The task: The answer should contain every record below, output exactly.
[Available data — start]
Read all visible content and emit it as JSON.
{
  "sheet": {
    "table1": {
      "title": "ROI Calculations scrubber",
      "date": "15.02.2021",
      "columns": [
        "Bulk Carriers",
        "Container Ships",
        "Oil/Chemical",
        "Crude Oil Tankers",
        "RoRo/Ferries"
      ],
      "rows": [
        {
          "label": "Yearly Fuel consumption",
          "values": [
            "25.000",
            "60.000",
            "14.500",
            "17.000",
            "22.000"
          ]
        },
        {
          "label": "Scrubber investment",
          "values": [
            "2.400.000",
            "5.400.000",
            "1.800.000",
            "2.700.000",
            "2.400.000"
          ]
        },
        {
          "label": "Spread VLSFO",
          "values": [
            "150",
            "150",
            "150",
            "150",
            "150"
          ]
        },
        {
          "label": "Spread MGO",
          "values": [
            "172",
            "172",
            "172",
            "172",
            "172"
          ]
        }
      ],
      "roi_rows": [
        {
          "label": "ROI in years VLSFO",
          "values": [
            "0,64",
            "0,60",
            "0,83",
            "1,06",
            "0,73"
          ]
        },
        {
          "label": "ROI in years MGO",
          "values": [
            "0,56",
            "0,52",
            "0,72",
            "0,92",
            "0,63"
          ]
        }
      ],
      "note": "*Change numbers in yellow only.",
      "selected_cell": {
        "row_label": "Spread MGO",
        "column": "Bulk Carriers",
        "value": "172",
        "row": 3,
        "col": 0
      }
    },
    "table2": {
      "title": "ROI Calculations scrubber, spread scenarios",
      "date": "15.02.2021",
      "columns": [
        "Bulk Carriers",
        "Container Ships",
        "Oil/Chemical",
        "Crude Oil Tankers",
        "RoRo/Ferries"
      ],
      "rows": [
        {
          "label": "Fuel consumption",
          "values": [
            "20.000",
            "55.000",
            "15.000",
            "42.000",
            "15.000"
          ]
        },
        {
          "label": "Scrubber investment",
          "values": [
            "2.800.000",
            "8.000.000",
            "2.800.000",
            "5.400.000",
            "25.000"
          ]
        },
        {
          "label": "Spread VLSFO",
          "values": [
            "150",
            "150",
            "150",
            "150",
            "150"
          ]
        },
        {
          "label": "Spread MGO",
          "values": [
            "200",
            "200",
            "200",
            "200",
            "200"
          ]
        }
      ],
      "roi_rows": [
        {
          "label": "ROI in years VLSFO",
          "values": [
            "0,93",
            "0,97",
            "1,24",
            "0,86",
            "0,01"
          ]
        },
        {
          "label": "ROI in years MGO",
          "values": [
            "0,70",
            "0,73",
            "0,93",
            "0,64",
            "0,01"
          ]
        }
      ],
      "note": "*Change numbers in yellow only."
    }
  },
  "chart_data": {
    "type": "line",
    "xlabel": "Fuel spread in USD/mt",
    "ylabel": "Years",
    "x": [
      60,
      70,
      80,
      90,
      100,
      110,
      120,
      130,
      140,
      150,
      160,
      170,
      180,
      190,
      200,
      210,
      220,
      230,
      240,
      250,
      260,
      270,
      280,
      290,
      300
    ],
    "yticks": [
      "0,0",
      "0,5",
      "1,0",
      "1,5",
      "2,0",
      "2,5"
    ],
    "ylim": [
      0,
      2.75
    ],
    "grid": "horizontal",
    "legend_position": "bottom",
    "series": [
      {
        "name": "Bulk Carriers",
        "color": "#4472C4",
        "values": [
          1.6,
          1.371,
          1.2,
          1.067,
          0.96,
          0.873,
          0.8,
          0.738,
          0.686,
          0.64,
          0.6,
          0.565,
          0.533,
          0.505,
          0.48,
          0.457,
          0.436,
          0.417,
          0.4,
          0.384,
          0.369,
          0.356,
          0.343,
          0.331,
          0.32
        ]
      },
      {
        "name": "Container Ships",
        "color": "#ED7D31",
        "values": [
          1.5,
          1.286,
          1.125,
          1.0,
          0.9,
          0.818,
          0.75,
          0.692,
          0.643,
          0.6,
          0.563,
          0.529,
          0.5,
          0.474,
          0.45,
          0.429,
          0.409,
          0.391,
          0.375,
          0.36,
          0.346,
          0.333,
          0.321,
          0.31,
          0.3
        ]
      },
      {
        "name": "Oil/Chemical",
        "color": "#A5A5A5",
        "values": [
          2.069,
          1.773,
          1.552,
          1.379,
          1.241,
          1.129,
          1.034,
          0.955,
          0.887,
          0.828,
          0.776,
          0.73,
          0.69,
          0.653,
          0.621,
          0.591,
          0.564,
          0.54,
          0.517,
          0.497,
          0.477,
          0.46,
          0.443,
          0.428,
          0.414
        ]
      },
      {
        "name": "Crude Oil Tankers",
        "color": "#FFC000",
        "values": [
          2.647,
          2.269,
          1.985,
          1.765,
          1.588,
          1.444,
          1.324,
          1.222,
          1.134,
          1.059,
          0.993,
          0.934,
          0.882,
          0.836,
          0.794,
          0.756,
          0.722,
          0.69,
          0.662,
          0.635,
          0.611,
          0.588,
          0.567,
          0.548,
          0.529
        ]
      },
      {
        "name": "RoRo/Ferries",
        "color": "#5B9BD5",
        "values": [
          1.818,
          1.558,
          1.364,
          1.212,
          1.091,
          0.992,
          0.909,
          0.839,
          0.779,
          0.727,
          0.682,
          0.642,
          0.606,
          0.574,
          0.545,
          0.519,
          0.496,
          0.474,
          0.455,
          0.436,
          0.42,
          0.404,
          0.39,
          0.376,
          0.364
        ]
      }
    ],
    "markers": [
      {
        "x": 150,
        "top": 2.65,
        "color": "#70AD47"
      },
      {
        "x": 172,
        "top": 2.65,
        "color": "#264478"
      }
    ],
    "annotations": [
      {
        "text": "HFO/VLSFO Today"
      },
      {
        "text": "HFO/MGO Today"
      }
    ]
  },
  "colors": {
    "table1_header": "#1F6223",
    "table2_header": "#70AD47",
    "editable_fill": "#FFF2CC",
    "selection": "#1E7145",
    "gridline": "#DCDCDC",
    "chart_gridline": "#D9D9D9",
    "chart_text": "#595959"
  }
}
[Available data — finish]
Problem solution:
Read all visible content and emit it as JSON.
{
  "sheet": {
    "table1": {
      "title": "ROI Calculations scrubber",
      "date": "15.02.2021",
      "columns": [
        "Bulk Carriers",
        "Container Ships",
        "Oil/Chemical",
        "Crude Oil Tankers",
        "RoRo/Ferries"
      ],
      "rows": [
        {
          "label": "Yearly Fuel consumption",
          "values": [
            "25.000",
            "60.000",
            "14.500",
            "17.000",
            "22.000"
          ]
        },
        {
          "label": "Scrubber investment",
          "values": [
            "2.400.000",
            "5.400.000",
            "1.800.000",
            "2.700.000",
            "2.400.000"
          ]
        },
        {
          "label": "Spread VLSFO",
          "values": [
            "150",
            "150",
            "150",
            "150",
            "150"
          ]
        },
        {
          "label": "Spread MGO",
          "values": [
            "172",
            "172",
            "172",
            "172",
            "172"
          ]
        }
      ],
      "roi_rows": [
        {
          "label": "ROI in years VLSFO",
          "values": [
            "0,64",
            "0,60",
            "0,83",
            "1,06",
            "0,73"
          ]
        },
        {
          "label": "ROI in years MGO",
          "values": [
            "0,56",
            "0,52",
            "0,72",
            "0,92",
            "0,63"
          ]
        }
      ],
      "note": "*Change numbers in yellow only.",
      "selected_cell": {
        "row_label": "Spread MGO",
        "column": "Bulk Carriers",
        "value": "172",
        "row": 3,
        "col": 0
      }
    },
    "table2": {
      "title": "ROI Calculations scrubber, spread scenarios",
      "date": "15.02.2021",
      "columns": [
        "Bulk Carriers",
        "Container Ships",
        "Oil/Chemical",
        "Crude Oil Tankers",
        "RoRo/Ferries"
      ],
      "rows": [
        {
          "label": "Fuel consumption",
          "values": [
            "20.000",
            "55.000",
            "15.000",
            "42.000",
            "15.000"
          ]
        },
        {
          "label": "Scrubber investment",
          "values": [
            "2.800.000",
            "8.000.000",
            "2.800.000",
            "5.400.000",
            "25.000"
          ]
        },
        {
          "label": "Spread VLSFO",
          "values": [
            "150",
            "150",
            "150",
            "150",
            "150"
          ]
        },
        {
          "label": "Spread MGO",
          "values": [
            "200",
            "200",
            "200",
            "200",
            "200"
          ]
        }
      ],
      "roi_rows": [
        {
          "label": "ROI in years VLSFO",
          "values": [
            "0,93",
            "0,97",
            "1,24",
            "0,86",
            "0,01"
          ]
        },
        {
          "label": "ROI in years MGO",
          "values": [
            "0,70",
            "0,73",
            "0,93",
            "0,64",
            "0,01"
          ]
        }
      ],
      "note": "*Change numbers in yellow only."
    }
  },
  "chart_data": {
    "type": "line",
    "xlabel": "Fuel spread in USD/mt",
    "ylabel": "Years",
    "x": [
      60,
      70,
      80,
      90,
      100,
      110,
      120,
      130,
      140,
      150,
      160,
      170,
      180,
      190,
      200,
      210,
      220,
      230,
      240,
      250,
      260,
      270,
      280,
      290,
      300
    ],
    "yticks": [
      "0,0",
      "0,5",
      "1,0",
      "1,5",
      "2,0",
      "2,5"
    ],
    "ylim": [
      0,
      2.75
    ],
    "grid": "horizontal",
    "legend_position": "bottom",
    "series": [
      {
        "name": "Bulk Carriers",
        "color": "#4472C4",
        "values": [
          1.6,
          1.371,
          1.2,
          1.067,
          0.96,
          0.873,
          0.8,
          0.738,
          0.686,
          0.64,
          0.6,
          0.565,
          0.533,
          0.505,
          0.48,
          0.457,
          0.436,
          0.417,
          0.4,
          0.384,
          0.369,
          0.356,
          0.343,
          0.331,
          0.32
        ]
      },
      {
        "name": "Container Ships",
        "color": "#ED7D31",
        "values": [
          1.5,
          1.286,
          1.125,
          1.0,
          0.9,
          0.818,
          0.75,
          0.692,
          0.643,
          0.6,
          0.563,
          0.529,
          0.5,
          0.474,
          0.45,
          0.429,
          0.409,
          0.391,
          0.375,
          0.36,
          0.346,
          0.333,
          0.321,
          0.31,
          0.3
        ]
      },
      {
        "name": "Oil/Chemical",
        "color": "#A5A5A5",
        "values": [
          2.069,
          1.773,
          1.552,
          1.379,
          1.241,
          1.129,
          1.034,
          0.955,
          0.887,
          0.828,
          0.776,
          0.73,
          0.69,
          0.653,
          0.621,
          0.591,
          0.564,
          0.54,
          0.517,
          0.497,
          0.477,
          0.46,
          0.443,
          0.428,
          0.414
        ]
      },
      {
        "name": "Crude Oil Tankers",
        "color": "#FFC000",
        "values": [
          2.647,
          2.269,
          1.985,
          1.765,
          1.588,
          1.444,
          1.324,
          1.222,
          1.134,
          1.059,
          0.993,
          0.934,
          0.882,
          0.836,
          0.794,
          0.756,
          0.722,
          0.69,
          0.662,
          0.635,
          0.611,
          0.588,
          0.567,
          0.548,
          0.529
        ]
      },
      {
        "name": "RoRo/Ferries",
        "color": "#5B9BD5",
        "values": [
          1.818,
          1.558,
          1.364,
          1.212,
          1.091,
          0.992,
          0.909,
          0.839,
          0.779,
          0.727,
          0.682,
          0.642,
          0.606,
          0.574,
          0.545,
          0.519,
          0.496,
          0.474,
          0.455,
          0.436,
          0.42,
          0.404,
          0.39,
          0.376,
          0.364
        ]
      }
    ],
    "markers": [
      {
        "x": 150,
        "top": 2.65,
        "color": "#70AD47"
      },
      {
        "x": 172,
        "top": 2.65,
        "color": "#264478"
      }
    ],
    "annotations": [
      {
        "text": "HFO/VLSFO Today"
      },
      {
        "text": "HFO/MGO Today"
      }
    ]
  },
  "colors": {
    "table1_header": "#1F6223",
    "table2_header": "#70AD47",
    "editable_fill": "#FFF2CC",
    "selection": "#1E7145",
    "gridline": "#DCDCDC",
    "chart_gridline": "#D9D9D9",
    "chart_text": "#595959"
  }
}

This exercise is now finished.